■ Items from an interface collection ■
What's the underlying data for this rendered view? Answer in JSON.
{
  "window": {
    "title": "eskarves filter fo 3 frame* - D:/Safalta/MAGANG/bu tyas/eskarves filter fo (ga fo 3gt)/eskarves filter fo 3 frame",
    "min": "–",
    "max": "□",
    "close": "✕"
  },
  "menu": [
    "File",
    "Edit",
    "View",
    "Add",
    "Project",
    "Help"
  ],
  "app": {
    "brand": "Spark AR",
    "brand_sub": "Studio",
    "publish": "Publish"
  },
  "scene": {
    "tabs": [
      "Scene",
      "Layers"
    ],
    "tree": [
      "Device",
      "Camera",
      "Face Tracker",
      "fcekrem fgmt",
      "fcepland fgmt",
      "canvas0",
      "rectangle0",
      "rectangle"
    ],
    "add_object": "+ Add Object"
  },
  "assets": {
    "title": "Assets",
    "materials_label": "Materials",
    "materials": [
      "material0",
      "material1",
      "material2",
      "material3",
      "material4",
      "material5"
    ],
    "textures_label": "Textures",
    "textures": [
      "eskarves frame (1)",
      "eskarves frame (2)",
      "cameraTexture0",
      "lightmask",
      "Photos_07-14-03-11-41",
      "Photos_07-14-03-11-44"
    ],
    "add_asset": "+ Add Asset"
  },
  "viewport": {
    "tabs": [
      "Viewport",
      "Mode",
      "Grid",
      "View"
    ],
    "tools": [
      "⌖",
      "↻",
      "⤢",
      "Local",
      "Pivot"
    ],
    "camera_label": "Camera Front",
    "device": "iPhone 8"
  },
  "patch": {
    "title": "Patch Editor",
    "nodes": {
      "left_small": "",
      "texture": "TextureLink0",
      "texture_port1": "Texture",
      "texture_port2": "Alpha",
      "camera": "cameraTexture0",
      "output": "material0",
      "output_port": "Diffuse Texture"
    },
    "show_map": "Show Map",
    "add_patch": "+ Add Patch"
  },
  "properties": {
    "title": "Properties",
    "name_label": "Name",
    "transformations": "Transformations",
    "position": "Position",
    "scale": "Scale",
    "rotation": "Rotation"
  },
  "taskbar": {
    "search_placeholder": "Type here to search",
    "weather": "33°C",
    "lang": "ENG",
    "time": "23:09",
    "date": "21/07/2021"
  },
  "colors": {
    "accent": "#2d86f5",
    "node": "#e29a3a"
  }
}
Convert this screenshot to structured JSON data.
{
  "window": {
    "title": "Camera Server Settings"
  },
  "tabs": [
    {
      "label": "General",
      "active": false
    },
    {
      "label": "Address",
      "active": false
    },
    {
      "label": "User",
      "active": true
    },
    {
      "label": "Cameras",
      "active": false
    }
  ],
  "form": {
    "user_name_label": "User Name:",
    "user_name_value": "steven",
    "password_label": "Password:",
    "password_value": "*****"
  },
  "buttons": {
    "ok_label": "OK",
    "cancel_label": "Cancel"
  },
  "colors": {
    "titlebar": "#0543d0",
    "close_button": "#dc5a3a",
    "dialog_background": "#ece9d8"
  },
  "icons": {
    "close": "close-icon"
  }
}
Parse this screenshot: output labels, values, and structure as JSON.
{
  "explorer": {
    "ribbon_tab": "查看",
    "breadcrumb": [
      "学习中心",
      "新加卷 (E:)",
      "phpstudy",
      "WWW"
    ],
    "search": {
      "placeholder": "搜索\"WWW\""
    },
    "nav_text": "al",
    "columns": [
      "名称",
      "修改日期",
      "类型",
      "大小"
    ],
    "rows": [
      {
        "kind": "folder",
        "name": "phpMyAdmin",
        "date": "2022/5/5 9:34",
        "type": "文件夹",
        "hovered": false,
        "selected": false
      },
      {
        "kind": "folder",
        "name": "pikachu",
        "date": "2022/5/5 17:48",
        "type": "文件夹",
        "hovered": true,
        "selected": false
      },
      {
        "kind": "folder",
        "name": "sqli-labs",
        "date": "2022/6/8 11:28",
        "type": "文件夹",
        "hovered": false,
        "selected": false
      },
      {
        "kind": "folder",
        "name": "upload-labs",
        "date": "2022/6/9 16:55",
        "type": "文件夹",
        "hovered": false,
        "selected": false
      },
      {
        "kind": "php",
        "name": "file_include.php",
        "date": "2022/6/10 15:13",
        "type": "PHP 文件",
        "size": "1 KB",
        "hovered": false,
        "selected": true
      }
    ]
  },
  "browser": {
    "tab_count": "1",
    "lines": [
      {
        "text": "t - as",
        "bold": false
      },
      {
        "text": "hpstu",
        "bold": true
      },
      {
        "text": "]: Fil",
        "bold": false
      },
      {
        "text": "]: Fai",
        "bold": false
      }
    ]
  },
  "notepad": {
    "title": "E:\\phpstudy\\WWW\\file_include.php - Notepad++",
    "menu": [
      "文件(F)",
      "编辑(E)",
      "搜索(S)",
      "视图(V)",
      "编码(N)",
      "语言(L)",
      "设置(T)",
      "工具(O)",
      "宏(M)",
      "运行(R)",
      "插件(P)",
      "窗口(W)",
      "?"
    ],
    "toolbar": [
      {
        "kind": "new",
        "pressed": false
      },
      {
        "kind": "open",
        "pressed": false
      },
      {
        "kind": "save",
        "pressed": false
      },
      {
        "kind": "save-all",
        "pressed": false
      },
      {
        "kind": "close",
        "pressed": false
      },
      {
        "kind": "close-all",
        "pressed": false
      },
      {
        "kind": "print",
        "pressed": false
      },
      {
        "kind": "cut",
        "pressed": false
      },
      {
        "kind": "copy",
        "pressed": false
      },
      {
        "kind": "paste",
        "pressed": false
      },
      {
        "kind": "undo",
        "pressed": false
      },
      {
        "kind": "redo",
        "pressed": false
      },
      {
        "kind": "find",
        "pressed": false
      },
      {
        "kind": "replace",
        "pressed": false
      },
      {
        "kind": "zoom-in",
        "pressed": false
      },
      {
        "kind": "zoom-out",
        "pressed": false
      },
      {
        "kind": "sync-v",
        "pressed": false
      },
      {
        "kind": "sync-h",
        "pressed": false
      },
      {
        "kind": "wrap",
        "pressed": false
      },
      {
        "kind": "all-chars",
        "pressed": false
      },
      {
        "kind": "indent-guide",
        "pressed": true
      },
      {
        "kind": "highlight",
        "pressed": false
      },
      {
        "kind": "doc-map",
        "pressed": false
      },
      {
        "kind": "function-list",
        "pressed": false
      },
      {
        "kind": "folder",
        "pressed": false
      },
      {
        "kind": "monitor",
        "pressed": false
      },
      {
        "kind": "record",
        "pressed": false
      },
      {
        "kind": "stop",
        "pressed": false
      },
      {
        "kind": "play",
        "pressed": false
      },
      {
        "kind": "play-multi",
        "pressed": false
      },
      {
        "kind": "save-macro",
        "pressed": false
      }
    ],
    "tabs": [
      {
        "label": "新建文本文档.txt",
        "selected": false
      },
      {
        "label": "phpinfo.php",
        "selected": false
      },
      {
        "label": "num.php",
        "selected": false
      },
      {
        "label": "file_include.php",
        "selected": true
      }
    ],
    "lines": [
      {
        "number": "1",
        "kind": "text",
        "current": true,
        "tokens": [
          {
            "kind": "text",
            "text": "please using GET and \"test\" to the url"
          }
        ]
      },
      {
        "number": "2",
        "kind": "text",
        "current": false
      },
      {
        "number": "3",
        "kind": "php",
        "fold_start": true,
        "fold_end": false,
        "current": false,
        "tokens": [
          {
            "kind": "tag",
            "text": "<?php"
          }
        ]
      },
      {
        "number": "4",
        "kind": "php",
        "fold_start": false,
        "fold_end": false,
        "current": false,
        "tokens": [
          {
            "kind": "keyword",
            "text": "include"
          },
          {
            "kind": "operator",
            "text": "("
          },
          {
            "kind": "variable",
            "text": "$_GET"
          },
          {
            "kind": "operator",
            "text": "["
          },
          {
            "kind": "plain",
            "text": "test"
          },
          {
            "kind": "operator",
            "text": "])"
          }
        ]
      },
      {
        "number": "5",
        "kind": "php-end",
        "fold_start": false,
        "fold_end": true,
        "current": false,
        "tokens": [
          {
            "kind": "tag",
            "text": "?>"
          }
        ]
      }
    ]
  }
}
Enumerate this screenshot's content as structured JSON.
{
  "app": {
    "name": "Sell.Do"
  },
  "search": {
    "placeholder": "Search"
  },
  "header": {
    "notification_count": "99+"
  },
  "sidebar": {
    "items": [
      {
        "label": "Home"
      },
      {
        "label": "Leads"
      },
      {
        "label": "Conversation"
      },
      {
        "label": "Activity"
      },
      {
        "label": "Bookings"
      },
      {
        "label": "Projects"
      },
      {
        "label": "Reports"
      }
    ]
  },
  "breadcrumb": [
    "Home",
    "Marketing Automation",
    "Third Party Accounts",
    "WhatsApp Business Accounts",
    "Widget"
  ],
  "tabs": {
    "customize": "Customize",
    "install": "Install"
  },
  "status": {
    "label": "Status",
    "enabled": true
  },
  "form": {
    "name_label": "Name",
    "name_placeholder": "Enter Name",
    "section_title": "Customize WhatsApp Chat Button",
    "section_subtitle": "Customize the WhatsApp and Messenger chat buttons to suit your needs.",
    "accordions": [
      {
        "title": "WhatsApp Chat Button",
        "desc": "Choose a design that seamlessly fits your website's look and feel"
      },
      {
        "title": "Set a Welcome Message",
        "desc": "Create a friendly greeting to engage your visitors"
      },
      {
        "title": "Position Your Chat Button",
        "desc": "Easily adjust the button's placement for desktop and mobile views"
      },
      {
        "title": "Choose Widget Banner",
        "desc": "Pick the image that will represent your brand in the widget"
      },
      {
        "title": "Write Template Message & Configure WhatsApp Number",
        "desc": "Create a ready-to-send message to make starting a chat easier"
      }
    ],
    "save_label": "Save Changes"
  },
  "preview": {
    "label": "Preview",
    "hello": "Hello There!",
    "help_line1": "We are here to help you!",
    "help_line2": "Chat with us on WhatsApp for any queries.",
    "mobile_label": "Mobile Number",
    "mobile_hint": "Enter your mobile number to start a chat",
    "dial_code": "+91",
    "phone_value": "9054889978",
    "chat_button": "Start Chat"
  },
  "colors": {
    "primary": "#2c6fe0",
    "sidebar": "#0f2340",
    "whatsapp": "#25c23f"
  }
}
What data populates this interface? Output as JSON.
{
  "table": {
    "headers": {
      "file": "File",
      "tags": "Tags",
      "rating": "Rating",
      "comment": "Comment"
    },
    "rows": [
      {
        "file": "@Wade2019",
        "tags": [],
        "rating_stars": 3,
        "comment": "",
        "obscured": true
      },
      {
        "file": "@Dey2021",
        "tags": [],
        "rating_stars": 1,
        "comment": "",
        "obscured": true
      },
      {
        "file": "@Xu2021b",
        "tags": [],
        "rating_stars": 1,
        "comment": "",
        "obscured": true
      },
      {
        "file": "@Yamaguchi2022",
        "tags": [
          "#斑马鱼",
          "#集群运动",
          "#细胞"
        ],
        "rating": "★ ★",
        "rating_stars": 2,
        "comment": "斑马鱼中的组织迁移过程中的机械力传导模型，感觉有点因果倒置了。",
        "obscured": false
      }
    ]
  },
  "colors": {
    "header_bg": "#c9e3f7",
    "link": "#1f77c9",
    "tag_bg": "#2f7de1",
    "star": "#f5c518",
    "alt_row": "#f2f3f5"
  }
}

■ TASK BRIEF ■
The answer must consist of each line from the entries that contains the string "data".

■ SOLUTION TO THIS EXERCISE ■
What's the underlying data for this rendered view? Answer in JSON.
Convert this screenshot to structured JSON data.
What data populates this interface? Output as JSON.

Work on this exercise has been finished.